[App and web page records]
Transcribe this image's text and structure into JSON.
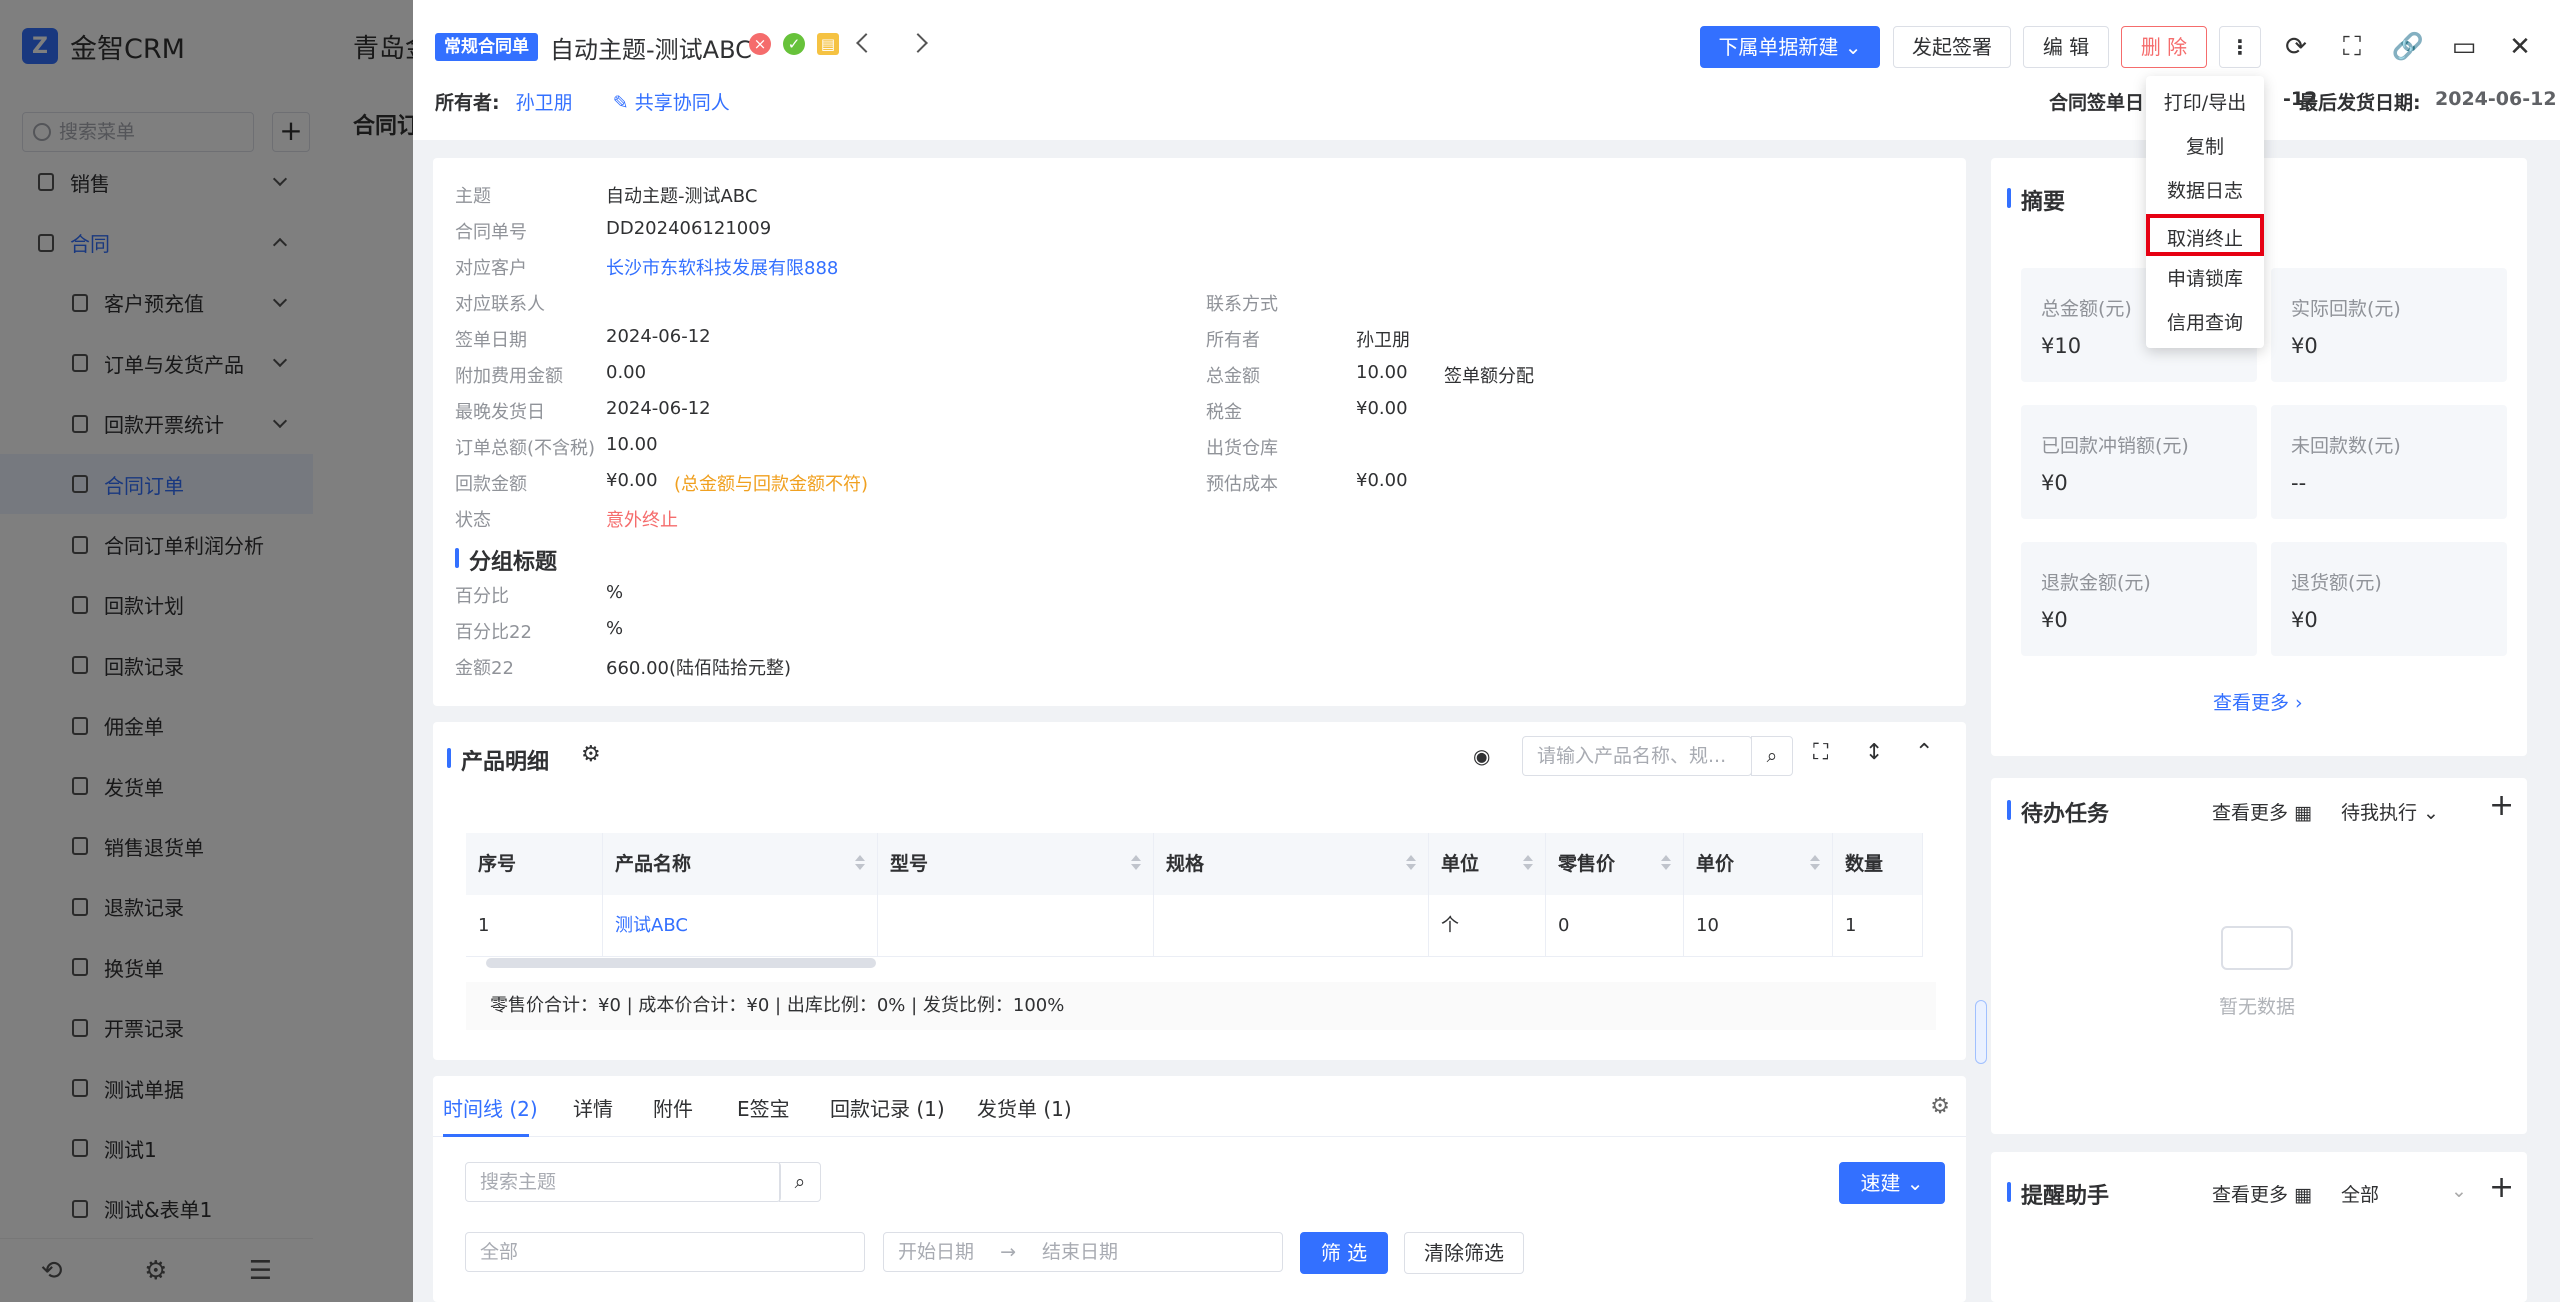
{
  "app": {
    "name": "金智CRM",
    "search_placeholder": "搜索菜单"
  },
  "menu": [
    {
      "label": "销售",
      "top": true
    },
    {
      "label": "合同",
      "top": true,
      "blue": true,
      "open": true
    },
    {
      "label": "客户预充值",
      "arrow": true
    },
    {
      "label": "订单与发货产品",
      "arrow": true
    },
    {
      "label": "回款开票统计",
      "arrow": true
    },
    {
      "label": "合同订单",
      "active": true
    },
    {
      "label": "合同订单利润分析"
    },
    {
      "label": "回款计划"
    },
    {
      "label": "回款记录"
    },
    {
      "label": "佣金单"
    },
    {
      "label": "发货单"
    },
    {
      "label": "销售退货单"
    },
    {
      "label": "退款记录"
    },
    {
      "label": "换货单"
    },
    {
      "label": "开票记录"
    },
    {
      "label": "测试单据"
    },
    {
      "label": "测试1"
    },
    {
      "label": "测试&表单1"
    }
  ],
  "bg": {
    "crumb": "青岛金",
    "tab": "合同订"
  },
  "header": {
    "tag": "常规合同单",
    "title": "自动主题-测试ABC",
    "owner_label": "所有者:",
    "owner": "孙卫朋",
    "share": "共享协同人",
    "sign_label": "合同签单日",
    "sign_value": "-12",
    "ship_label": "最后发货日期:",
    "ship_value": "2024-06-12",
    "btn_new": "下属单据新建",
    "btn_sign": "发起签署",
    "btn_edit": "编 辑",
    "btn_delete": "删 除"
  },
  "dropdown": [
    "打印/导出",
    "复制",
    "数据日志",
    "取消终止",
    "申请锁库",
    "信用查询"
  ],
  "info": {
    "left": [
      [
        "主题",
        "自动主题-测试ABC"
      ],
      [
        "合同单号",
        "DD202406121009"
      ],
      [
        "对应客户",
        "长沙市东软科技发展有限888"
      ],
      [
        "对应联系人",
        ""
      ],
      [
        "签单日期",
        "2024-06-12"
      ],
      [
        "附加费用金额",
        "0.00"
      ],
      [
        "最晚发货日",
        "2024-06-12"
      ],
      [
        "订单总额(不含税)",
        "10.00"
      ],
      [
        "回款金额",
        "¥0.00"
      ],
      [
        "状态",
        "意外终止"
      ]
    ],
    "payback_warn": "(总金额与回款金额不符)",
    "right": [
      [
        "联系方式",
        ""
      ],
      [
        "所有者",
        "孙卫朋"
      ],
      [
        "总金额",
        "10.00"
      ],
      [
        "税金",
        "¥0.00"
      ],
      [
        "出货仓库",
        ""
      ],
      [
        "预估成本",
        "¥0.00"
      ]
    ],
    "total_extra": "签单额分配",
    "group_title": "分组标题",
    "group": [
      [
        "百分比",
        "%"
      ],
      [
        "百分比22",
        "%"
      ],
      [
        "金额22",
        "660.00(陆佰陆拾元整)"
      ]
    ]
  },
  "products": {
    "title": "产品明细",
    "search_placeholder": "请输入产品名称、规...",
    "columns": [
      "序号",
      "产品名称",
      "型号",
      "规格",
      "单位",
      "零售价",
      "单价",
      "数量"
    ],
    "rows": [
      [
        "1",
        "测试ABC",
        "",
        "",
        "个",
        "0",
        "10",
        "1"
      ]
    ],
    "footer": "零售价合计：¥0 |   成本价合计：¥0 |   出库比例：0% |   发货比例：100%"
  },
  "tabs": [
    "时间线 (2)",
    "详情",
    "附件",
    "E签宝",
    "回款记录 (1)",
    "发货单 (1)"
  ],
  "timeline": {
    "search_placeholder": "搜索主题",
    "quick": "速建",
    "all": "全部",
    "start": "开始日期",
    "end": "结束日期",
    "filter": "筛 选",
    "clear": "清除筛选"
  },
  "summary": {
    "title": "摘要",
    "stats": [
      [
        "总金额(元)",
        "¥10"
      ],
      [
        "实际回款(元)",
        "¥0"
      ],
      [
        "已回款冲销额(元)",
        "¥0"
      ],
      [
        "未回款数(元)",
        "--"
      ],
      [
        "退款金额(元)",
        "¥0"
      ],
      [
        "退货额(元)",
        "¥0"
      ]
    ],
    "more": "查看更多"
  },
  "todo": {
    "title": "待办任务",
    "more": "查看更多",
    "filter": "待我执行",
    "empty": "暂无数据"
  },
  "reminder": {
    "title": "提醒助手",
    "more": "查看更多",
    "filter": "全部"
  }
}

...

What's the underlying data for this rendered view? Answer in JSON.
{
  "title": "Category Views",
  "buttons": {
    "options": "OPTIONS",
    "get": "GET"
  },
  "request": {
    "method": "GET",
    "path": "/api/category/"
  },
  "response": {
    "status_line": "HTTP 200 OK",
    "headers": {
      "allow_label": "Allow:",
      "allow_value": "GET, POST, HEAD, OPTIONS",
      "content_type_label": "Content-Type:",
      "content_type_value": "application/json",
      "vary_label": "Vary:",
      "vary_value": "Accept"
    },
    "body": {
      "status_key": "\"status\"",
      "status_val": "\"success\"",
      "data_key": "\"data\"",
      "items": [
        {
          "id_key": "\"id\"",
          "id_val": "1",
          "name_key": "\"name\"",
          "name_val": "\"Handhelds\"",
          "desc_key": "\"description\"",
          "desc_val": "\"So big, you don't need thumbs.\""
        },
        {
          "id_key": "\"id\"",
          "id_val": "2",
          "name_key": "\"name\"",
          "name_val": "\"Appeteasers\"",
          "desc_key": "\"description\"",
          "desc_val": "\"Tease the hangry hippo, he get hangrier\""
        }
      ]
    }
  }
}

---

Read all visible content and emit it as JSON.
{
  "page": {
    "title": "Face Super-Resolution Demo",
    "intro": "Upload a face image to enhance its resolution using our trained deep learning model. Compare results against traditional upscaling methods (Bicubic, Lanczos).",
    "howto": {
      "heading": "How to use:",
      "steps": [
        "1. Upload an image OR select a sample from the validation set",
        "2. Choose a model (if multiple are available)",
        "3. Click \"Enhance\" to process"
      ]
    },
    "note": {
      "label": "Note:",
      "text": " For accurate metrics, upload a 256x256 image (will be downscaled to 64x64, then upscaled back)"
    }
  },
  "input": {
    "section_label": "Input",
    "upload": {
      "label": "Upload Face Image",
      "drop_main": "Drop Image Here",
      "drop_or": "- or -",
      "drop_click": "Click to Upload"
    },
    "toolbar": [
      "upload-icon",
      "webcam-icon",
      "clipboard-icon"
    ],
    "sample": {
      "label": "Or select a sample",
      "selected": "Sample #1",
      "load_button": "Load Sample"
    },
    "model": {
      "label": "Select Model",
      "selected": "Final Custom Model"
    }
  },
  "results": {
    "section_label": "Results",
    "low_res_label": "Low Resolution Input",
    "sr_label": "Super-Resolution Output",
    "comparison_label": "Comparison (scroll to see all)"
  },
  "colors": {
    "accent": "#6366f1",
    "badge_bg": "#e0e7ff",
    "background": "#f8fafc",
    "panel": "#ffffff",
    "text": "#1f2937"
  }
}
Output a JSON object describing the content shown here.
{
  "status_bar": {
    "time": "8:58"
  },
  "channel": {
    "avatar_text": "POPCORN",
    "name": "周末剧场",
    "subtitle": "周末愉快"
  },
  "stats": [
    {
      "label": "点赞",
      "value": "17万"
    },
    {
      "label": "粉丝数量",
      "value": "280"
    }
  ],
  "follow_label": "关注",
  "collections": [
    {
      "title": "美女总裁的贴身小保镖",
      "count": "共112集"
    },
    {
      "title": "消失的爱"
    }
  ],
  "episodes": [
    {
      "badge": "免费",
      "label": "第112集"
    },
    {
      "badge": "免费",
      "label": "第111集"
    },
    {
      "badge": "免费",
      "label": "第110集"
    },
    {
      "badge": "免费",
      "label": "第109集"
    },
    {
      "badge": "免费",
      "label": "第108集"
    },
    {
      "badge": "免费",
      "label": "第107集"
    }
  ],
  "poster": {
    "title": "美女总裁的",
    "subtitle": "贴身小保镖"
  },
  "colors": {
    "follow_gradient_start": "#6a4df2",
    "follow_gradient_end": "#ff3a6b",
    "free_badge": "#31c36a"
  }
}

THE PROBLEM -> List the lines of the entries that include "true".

TASK RESPONSE ->
      "top": true
      "top": true,
      "blue": true,
      "open": true
      "arrow": true
      "arrow": true
      "arrow": true
      "active": true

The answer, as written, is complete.